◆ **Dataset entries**
# # #

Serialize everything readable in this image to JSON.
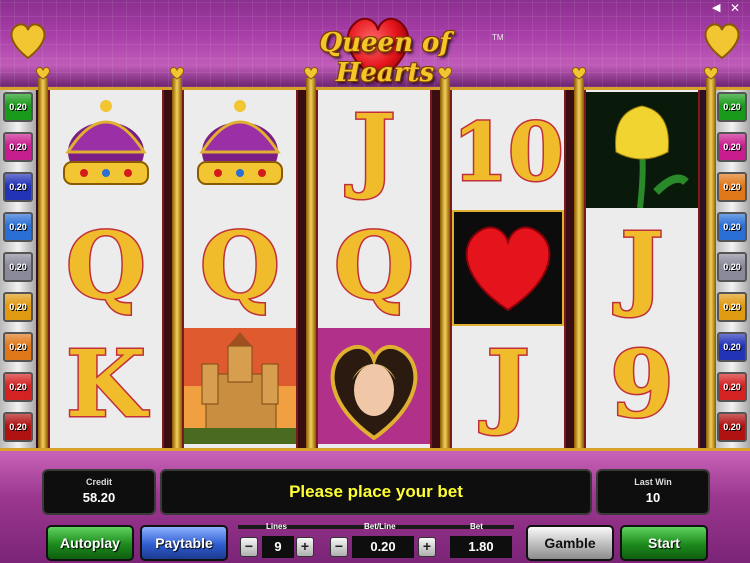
{
  "game": {
    "title": "Queen of Hearts",
    "trademark": "TM"
  },
  "paylines": {
    "left": [
      {
        "label": "0.20",
        "color": "#1a9a1a"
      },
      {
        "label": "0.20",
        "color": "#c81d8e"
      },
      {
        "label": "0.20",
        "color": "#2233b8"
      },
      {
        "label": "0.20",
        "color": "#2a6fd6"
      },
      {
        "label": "0.20",
        "color": "#8a8a9a"
      },
      {
        "label": "0.20",
        "color": "#e09a12"
      },
      {
        "label": "0.20",
        "color": "#e0781a"
      },
      {
        "label": "0.20",
        "color": "#d42222"
      },
      {
        "label": "0.20",
        "color": "#b01212"
      }
    ],
    "right": [
      {
        "label": "0.20",
        "color": "#1a9a1a"
      },
      {
        "label": "0.20",
        "color": "#c81d8e"
      },
      {
        "label": "0.20",
        "color": "#e0781a"
      },
      {
        "label": "0.20",
        "color": "#2a6fd6"
      },
      {
        "label": "0.20",
        "color": "#8a8a9a"
      },
      {
        "label": "0.20",
        "color": "#e09a12"
      },
      {
        "label": "0.20",
        "color": "#2233b8"
      },
      {
        "label": "0.20",
        "color": "#d42222"
      },
      {
        "label": "0.20",
        "color": "#b01212"
      }
    ]
  },
  "reels": [
    [
      "crown",
      "Q",
      "K"
    ],
    [
      "crown",
      "Q",
      "castle"
    ],
    [
      "J",
      "Q",
      "queen"
    ],
    [
      "10",
      "heart",
      "J"
    ],
    [
      "tulip",
      "J",
      "9"
    ]
  ],
  "panel": {
    "credit_label": "Credit",
    "credit_value": "58.20",
    "message": "Please place your bet",
    "last_win_label": "Last Win",
    "last_win_value": "10",
    "autoplay_label": "Autoplay",
    "paytable_label": "Paytable",
    "lines_label": "Lines",
    "lines_value": "9",
    "betline_label": "Bet/Line",
    "betline_value": "0.20",
    "bet_label": "Bet",
    "bet_value": "1.80",
    "gamble_label": "Gamble",
    "start_label": "Start",
    "minus": "−",
    "plus": "+"
  },
  "colors": {
    "gold": "#f4c62a",
    "heart_red": "#e5141c",
    "message_yellow": "#ffff33"
  }
}
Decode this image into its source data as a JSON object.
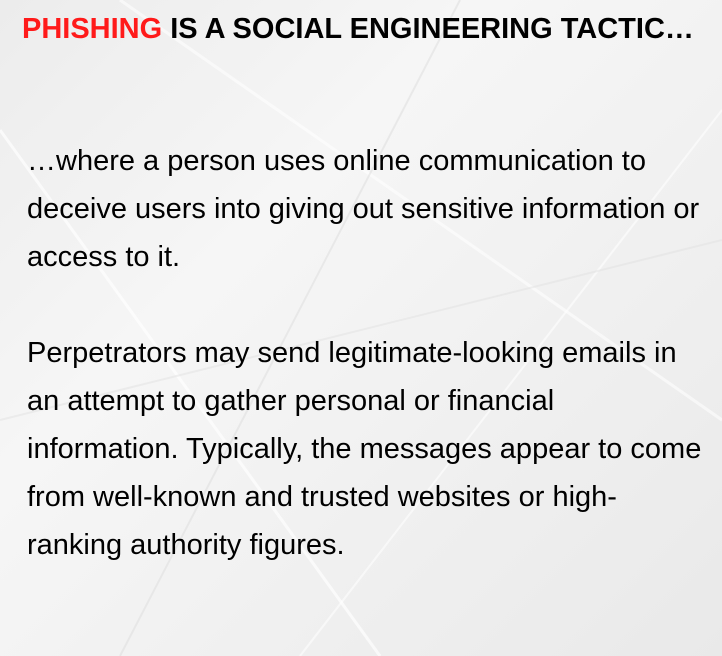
{
  "title": {
    "highlight": "PHISHING",
    "rest": " IS A SOCIAL ENGINEERING TACTIC…"
  },
  "colors": {
    "highlight": "#ff1a1a",
    "text": "#000000"
  },
  "paragraphs": [
    "…where a person uses online communication to deceive users into giving out sensitive information or access to it.",
    "Perpetrators may send legitimate-looking emails in an attempt to gather personal or financial information. Typically, the messages appear to come from well-known and trusted websites or high-ranking authority figures."
  ]
}
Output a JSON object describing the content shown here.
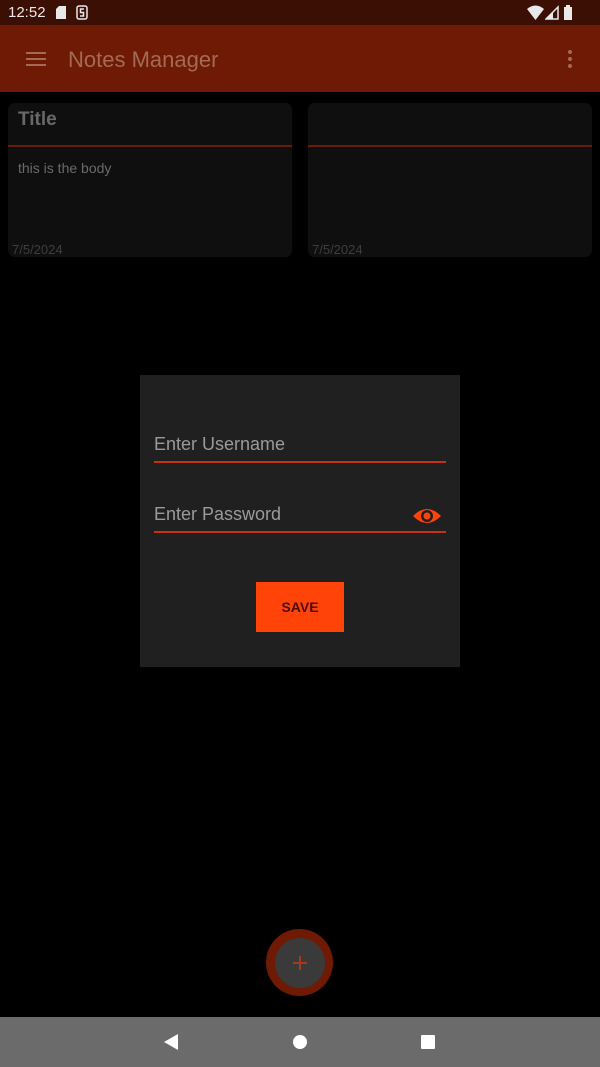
{
  "status_bar": {
    "time": "12:52",
    "icons": [
      "sd-card-icon",
      "s-notification-icon",
      "wifi-icon",
      "signal-icon",
      "battery-icon"
    ]
  },
  "app_bar": {
    "title": "Notes Manager",
    "icons": [
      "menu-icon",
      "overflow-menu-icon"
    ]
  },
  "notes": [
    {
      "title": "Title",
      "body": "this is the body",
      "date": "7/5/2024"
    },
    {
      "title": "",
      "body": "",
      "date": "7/5/2024"
    }
  ],
  "dialog": {
    "username_placeholder": "Enter Username",
    "password_placeholder": "Enter Password",
    "save_label": "SAVE"
  },
  "fab": {
    "icon": "plus-icon"
  },
  "nav_bar": {
    "icons": [
      "back-icon",
      "home-icon",
      "recents-icon"
    ]
  },
  "colors": {
    "app_bar": "#6e1a04",
    "status_bar": "#3b0f04",
    "accent": "#ff4309",
    "dialog_bg": "#202020",
    "card_bg": "#0f0f0f"
  }
}
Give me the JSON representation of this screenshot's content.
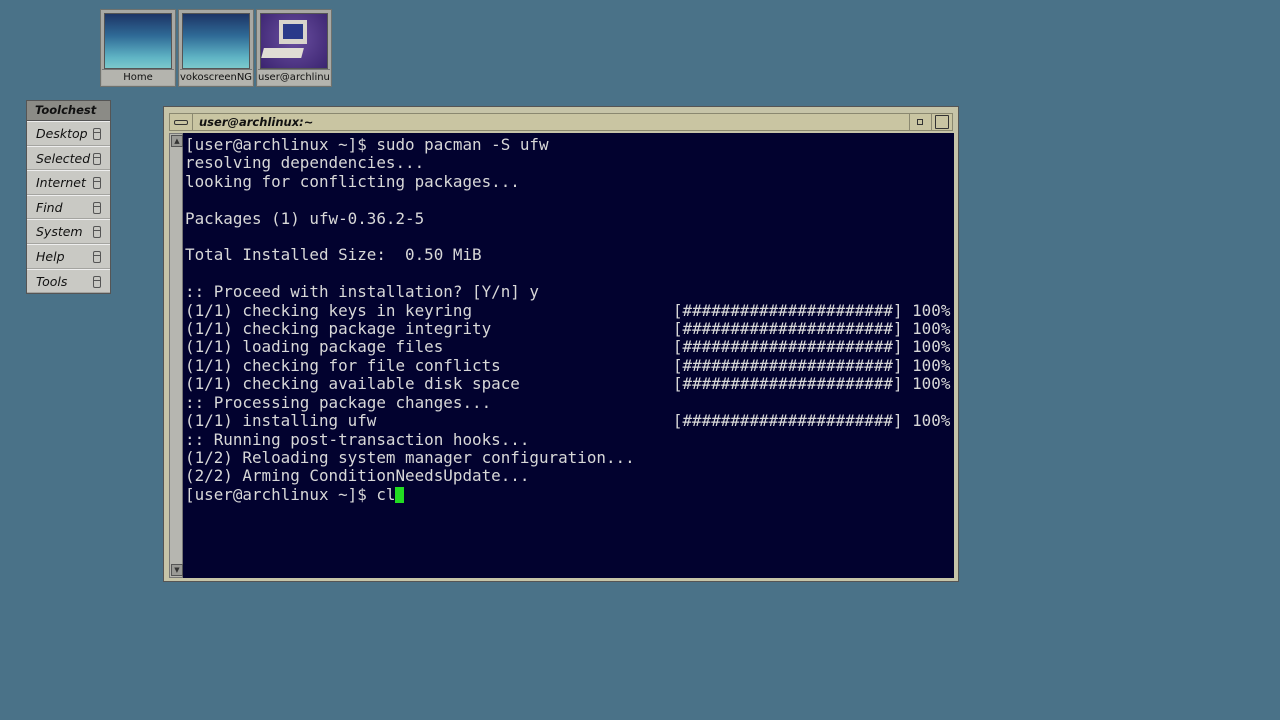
{
  "desktop_icons": [
    {
      "label": "Home",
      "kind": "folder"
    },
    {
      "label": "vokoscreenNG",
      "kind": "folder"
    },
    {
      "label": "user@archlinux:~",
      "kind": "terminal"
    }
  ],
  "toolchest": {
    "title": "Toolchest",
    "items": [
      "Desktop",
      "Selected",
      "Internet",
      "Find",
      "System",
      "Help",
      "Tools"
    ]
  },
  "window": {
    "title": "user@archlinux:~"
  },
  "terminal": {
    "lines": [
      {
        "text": "[user@archlinux ~]$ sudo pacman -S ufw"
      },
      {
        "text": "resolving dependencies..."
      },
      {
        "text": "looking for conflicting packages..."
      },
      {
        "text": ""
      },
      {
        "text": "Packages (1) ufw-0.36.2-5"
      },
      {
        "text": ""
      },
      {
        "text": "Total Installed Size:  0.50 MiB"
      },
      {
        "text": ""
      },
      {
        "text": ":: Proceed with installation? [Y/n] y"
      },
      {
        "text": "(1/1) checking keys in keyring",
        "progress": "[######################] 100%"
      },
      {
        "text": "(1/1) checking package integrity",
        "progress": "[######################] 100%"
      },
      {
        "text": "(1/1) loading package files",
        "progress": "[######################] 100%"
      },
      {
        "text": "(1/1) checking for file conflicts",
        "progress": "[######################] 100%"
      },
      {
        "text": "(1/1) checking available disk space",
        "progress": "[######################] 100%"
      },
      {
        "text": ":: Processing package changes..."
      },
      {
        "text": "(1/1) installing ufw",
        "progress": "[######################] 100%"
      },
      {
        "text": ":: Running post-transaction hooks..."
      },
      {
        "text": "(1/2) Reloading system manager configuration..."
      },
      {
        "text": "(2/2) Arming ConditionNeedsUpdate..."
      }
    ],
    "prompt": "[user@archlinux ~]$ cl",
    "cursor_color": "#22dd22"
  }
}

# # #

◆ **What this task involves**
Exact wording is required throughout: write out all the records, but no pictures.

◆ **Task answer**
Serialize everything readable in this image to JSON.
{
  "game": {
    "title": "Queen of Hearts",
    "trademark": "TM"
  },
  "paylines": {
    "left": [
      {
        "label": "0.20",
        "color": "#1a9a1a"
      },
      {
        "label": "0.20",
        "color": "#c81d8e"
      },
      {
        "label": "0.20",
        "color": "#2233b8"
      },
      {
        "label": "0.20",
        "color": "#2a6fd6"
      },
      {
        "label": "0.20",
        "color": "#8a8a9a"
      },
      {
        "label": "0.20",
        "color": "#e09a12"
      },
      {
        "label": "0.20",
        "color": "#e0781a"
      },
      {
        "label": "0.20",
        "color": "#d42222"
      },
      {
        "label": "0.20",
        "color": "#b01212"
      }
    ],
    "right": [
      {
        "label": "0.20",
        "color": "#1a9a1a"
      },
      {
        "label": "0.20",
        "color": "#c81d8e"
      },
      {
        "label": "0.20",
        "color": "#e0781a"
      },
      {
        "label": "0.20",
        "color": "#2a6fd6"
      },
      {
        "label": "0.20",
        "color": "#8a8a9a"
      },
      {
        "label": "0.20",
        "color": "#e09a12"
      },
      {
        "label": "0.20",
        "color": "#2233b8"
      },
      {
        "label": "0.20",
        "color": "#d42222"
      },
      {
        "label": "0.20",
        "color": "#b01212"
      }
    ]
  },
  "reels": [
    [
      "crown",
      "Q",
      "K"
    ],
    [
      "crown",
      "Q",
      "castle"
    ],
    [
      "J",
      "Q",
      "queen"
    ],
    [
      "10",
      "heart",
      "J"
    ],
    [
      "tulip",
      "J",
      "9"
    ]
  ],
  "panel": {
    "credit_label": "Credit",
    "credit_value": "58.20",
    "message": "Please place your bet",
    "last_win_label": "Last Win",
    "last_win_value": "10",
    "autoplay_label": "Autoplay",
    "paytable_label": "Paytable",
    "lines_label": "Lines",
    "lines_value": "9",
    "betline_label": "Bet/Line",
    "betline_value": "0.20",
    "bet_label": "Bet",
    "bet_value": "1.80",
    "gamble_label": "Gamble",
    "start_label": "Start",
    "minus": "−",
    "plus": "+"
  },
  "colors": {
    "gold": "#f4c62a",
    "heart_red": "#e5141c",
    "message_yellow": "#ffff33"
  }
}
Decode this image into its source data as a JSON object.
{
  "title": {
    "highlight": "PHISHING",
    "rest": " IS A SOCIAL ENGINEERING TACTIC…"
  },
  "colors": {
    "highlight": "#ff1a1a",
    "text": "#000000"
  },
  "paragraphs": [
    "…where a person uses online communication to deceive users into giving out sensitive information or access to it.",
    "Perpetrators may send legitimate-looking emails in an attempt to gather personal or financial information. Typically, the messages appear to come from well-known and trusted websites or high-ranking authority figures."
  ]
}
Output a JSON object describing the content shown here.
{
  "status_bar": {
    "time": "12:52",
    "icons": [
      "sd-card-icon",
      "s-notification-icon",
      "wifi-icon",
      "signal-icon",
      "battery-icon"
    ]
  },
  "app_bar": {
    "title": "Notes Manager",
    "icons": [
      "menu-icon",
      "overflow-menu-icon"
    ]
  },
  "notes": [
    {
      "title": "Title",
      "body": "this is the body",
      "date": "7/5/2024"
    },
    {
      "title": "",
      "body": "",
      "date": "7/5/2024"
    }
  ],
  "dialog": {
    "username_placeholder": "Enter Username",
    "password_placeholder": "Enter Password",
    "save_label": "SAVE"
  },
  "fab": {
    "icon": "plus-icon"
  },
  "nav_bar": {
    "icons": [
      "back-icon",
      "home-icon",
      "recents-icon"
    ]
  },
  "colors": {
    "app_bar": "#6e1a04",
    "status_bar": "#3b0f04",
    "accent": "#ff4309",
    "dialog_bg": "#202020",
    "card_bg": "#0f0f0f"
  }
}
Give me the JSON representation of this screenshot's content.
{
  "desktop_icons": [
    {
      "label": "Home",
      "kind": "folder"
    },
    {
      "label": "vokoscreenNG",
      "kind": "folder"
    },
    {
      "label": "user@archlinux:~",
      "kind": "terminal"
    }
  ],
  "toolchest": {
    "title": "Toolchest",
    "items": [
      "Desktop",
      "Selected",
      "Internet",
      "Find",
      "System",
      "Help",
      "Tools"
    ]
  },
  "window": {
    "title": "user@archlinux:~"
  },
  "terminal": {
    "lines": [
      {
        "text": "[user@archlinux ~]$ sudo pacman -S ufw"
      },
      {
        "text": "resolving dependencies..."
      },
      {
        "text": "looking for conflicting packages..."
      },
      {
        "text": ""
      },
      {
        "text": "Packages (1) ufw-0.36.2-5"
      },
      {
        "text": ""
      },
      {
        "text": "Total Installed Size:  0.50 MiB"
      },
      {
        "text": ""
      },
      {
        "text": ":: Proceed with installation? [Y/n] y"
      },
      {
        "text": "(1/1) checking keys in keyring",
        "progress": "[######################] 100%"
      },
      {
        "text": "(1/1) checking package integrity",
        "progress": "[######################] 100%"
      },
      {
        "text": "(1/1) loading package files",
        "progress": "[######################] 100%"
      },
      {
        "text": "(1/1) checking for file conflicts",
        "progress": "[######################] 100%"
      },
      {
        "text": "(1/1) checking available disk space",
        "progress": "[######################] 100%"
      },
      {
        "text": ":: Processing package changes..."
      },
      {
        "text": "(1/1) installing ufw",
        "progress": "[######################] 100%"
      },
      {
        "text": ":: Running post-transaction hooks..."
      },
      {
        "text": "(1/2) Reloading system manager configuration..."
      },
      {
        "text": "(2/2) Arming ConditionNeedsUpdate..."
      }
    ],
    "prompt": "[user@archlinux ~]$ cl",
    "cursor_color": "#22dd22"
  }
}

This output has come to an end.